╭─ Records supplied

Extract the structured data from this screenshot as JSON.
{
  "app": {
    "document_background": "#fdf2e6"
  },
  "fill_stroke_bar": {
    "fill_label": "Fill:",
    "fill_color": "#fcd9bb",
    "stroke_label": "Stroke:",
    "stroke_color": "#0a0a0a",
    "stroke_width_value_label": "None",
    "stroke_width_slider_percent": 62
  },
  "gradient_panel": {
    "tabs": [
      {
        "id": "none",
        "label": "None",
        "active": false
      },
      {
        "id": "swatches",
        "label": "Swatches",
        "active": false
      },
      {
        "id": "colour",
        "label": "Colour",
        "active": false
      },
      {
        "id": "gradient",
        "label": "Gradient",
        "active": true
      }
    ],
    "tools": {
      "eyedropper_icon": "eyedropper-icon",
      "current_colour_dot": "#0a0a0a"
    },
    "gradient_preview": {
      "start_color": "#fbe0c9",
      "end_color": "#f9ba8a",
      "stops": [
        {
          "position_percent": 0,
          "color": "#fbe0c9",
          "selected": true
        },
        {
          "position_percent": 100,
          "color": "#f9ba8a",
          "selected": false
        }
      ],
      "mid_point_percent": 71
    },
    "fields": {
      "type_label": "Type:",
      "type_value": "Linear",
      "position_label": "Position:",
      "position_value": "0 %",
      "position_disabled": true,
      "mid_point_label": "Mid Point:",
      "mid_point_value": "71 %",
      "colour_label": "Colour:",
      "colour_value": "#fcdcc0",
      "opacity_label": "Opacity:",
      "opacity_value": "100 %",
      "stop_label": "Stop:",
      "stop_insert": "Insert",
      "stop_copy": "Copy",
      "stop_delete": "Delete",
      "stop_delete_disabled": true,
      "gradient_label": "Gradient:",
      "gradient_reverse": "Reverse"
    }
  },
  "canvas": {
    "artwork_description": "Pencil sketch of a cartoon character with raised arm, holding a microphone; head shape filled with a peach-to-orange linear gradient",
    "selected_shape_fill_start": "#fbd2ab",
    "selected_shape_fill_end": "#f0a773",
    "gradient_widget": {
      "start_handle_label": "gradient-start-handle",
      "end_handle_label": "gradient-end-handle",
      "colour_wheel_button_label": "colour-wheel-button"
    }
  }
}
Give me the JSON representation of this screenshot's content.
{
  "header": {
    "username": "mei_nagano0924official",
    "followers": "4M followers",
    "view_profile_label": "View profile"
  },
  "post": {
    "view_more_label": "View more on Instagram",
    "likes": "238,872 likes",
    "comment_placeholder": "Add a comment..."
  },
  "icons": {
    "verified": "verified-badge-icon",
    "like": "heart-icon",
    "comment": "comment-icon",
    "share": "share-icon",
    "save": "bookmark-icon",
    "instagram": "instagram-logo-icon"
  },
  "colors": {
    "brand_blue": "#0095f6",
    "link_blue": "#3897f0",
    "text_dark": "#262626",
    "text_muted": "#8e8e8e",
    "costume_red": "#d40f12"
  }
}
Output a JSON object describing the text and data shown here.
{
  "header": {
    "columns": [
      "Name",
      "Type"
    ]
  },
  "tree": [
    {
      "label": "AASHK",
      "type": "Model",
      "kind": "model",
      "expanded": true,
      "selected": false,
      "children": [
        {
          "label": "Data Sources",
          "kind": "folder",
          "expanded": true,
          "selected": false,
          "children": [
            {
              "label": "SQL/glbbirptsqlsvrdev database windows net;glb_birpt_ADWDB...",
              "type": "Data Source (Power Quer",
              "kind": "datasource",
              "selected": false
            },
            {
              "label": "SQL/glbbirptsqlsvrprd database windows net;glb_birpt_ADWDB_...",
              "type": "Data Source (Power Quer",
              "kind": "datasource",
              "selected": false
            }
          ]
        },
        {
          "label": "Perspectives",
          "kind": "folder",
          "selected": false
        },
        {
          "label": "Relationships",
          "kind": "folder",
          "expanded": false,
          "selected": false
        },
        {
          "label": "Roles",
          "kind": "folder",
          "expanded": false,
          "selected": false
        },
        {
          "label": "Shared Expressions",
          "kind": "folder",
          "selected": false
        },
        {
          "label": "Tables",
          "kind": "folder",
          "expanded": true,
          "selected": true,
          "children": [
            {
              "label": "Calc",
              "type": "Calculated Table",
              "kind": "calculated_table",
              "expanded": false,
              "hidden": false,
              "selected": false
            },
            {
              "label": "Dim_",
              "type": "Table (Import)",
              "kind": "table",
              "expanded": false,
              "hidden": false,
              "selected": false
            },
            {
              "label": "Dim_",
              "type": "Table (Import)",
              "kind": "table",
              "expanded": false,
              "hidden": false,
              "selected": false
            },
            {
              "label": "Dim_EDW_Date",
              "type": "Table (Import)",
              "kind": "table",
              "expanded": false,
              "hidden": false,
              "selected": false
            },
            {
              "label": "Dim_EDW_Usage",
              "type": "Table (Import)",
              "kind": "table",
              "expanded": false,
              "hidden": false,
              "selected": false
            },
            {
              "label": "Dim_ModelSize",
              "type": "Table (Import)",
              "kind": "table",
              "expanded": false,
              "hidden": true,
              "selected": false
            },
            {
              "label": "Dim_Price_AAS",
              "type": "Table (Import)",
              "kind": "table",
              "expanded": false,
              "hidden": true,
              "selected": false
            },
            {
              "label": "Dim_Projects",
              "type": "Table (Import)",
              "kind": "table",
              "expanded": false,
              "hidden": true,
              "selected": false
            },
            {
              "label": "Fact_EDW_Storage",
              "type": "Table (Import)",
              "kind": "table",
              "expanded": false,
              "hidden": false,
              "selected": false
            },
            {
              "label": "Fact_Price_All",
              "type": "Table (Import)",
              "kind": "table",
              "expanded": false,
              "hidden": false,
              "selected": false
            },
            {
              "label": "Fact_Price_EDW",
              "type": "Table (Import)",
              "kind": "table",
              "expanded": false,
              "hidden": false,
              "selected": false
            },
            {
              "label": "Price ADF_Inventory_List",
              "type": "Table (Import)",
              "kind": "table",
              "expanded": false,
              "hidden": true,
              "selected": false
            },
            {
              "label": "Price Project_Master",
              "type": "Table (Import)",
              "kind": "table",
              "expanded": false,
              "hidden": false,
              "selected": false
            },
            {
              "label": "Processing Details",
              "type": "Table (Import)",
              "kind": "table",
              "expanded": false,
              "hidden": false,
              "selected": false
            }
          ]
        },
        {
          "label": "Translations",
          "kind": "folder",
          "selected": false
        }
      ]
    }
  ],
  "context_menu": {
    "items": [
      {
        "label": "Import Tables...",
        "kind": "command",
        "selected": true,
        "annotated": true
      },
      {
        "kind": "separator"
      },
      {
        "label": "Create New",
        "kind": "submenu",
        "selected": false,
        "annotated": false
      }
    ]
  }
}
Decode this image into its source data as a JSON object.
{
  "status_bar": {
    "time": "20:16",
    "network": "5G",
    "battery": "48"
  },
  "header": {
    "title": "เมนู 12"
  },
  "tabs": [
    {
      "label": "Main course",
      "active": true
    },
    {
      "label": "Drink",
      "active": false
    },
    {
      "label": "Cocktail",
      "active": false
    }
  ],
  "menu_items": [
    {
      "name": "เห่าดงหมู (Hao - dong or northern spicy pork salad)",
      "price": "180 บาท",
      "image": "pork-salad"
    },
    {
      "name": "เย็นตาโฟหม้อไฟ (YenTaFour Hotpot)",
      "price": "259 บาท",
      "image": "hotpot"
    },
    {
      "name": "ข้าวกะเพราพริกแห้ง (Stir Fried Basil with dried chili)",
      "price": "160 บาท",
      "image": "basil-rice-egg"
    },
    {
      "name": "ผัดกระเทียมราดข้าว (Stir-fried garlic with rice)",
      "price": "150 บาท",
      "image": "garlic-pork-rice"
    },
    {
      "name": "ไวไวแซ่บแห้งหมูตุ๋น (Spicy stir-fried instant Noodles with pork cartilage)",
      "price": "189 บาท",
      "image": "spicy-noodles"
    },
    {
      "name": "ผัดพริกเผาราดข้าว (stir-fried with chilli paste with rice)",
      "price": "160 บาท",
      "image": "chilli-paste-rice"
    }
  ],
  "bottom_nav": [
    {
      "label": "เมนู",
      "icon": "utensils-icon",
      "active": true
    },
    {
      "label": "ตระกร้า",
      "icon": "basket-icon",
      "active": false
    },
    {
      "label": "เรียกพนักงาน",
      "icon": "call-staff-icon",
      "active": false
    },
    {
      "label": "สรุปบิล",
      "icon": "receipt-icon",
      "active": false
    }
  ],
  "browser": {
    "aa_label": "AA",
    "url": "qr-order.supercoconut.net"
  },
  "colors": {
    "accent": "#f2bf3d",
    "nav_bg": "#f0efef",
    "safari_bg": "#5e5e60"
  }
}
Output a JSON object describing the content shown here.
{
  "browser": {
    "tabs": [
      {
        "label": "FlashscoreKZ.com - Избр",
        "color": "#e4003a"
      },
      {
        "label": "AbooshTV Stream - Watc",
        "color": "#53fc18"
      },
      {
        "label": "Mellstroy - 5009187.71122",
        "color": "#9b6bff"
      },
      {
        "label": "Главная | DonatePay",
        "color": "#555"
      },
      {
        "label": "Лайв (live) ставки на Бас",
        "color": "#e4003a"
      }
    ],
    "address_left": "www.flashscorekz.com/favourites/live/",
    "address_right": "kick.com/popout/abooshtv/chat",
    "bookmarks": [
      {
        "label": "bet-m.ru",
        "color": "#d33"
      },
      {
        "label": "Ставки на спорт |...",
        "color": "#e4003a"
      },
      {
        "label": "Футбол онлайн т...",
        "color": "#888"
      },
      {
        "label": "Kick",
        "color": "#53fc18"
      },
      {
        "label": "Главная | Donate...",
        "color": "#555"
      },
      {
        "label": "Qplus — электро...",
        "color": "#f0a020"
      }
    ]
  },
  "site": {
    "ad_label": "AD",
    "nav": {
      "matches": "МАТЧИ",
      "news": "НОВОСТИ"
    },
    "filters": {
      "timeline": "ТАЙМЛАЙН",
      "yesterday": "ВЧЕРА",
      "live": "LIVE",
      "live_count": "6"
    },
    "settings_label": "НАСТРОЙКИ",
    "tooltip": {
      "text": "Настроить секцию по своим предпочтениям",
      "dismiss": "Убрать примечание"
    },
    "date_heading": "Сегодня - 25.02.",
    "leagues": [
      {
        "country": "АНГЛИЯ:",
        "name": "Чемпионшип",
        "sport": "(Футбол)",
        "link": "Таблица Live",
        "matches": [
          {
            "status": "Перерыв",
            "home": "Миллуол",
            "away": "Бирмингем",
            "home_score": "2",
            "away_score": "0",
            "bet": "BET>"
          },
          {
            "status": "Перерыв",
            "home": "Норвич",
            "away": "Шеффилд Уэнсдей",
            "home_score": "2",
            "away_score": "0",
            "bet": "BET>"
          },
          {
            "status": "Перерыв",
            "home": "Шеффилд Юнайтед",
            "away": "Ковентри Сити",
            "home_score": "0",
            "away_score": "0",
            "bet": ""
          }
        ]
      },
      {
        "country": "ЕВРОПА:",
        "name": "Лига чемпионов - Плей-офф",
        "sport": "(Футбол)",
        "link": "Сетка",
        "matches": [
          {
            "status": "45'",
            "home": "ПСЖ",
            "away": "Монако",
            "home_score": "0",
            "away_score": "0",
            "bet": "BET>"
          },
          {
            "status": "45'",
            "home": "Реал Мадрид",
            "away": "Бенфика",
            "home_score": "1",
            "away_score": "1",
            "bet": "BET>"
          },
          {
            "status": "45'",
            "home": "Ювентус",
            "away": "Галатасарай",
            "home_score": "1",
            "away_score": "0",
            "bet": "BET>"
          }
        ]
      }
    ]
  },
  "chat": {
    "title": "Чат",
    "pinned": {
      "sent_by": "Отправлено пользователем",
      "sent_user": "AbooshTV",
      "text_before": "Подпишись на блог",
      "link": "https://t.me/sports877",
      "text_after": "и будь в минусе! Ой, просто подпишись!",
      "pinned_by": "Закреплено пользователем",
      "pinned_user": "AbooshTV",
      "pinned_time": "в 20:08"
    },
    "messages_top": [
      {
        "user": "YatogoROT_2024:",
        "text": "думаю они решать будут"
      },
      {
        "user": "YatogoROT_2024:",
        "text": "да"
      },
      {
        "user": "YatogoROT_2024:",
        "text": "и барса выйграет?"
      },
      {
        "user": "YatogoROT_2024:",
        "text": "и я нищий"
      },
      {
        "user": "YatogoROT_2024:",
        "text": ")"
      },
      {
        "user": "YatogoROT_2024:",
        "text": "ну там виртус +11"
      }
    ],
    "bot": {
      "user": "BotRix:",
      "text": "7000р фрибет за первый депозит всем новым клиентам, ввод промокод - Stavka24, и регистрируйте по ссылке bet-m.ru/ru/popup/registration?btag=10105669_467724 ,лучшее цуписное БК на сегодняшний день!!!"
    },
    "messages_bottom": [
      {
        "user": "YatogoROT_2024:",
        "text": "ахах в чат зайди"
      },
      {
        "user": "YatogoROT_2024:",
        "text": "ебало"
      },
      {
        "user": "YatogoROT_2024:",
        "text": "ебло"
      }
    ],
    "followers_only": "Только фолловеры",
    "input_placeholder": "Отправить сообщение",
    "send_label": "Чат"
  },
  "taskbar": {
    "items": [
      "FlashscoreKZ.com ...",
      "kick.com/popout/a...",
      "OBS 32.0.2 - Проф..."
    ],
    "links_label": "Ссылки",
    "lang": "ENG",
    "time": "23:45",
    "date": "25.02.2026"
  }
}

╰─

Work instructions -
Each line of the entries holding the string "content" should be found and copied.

Output of the exercise -
Give me the JSON representation of this screenshot's content.
Output a JSON object describing the content shown here.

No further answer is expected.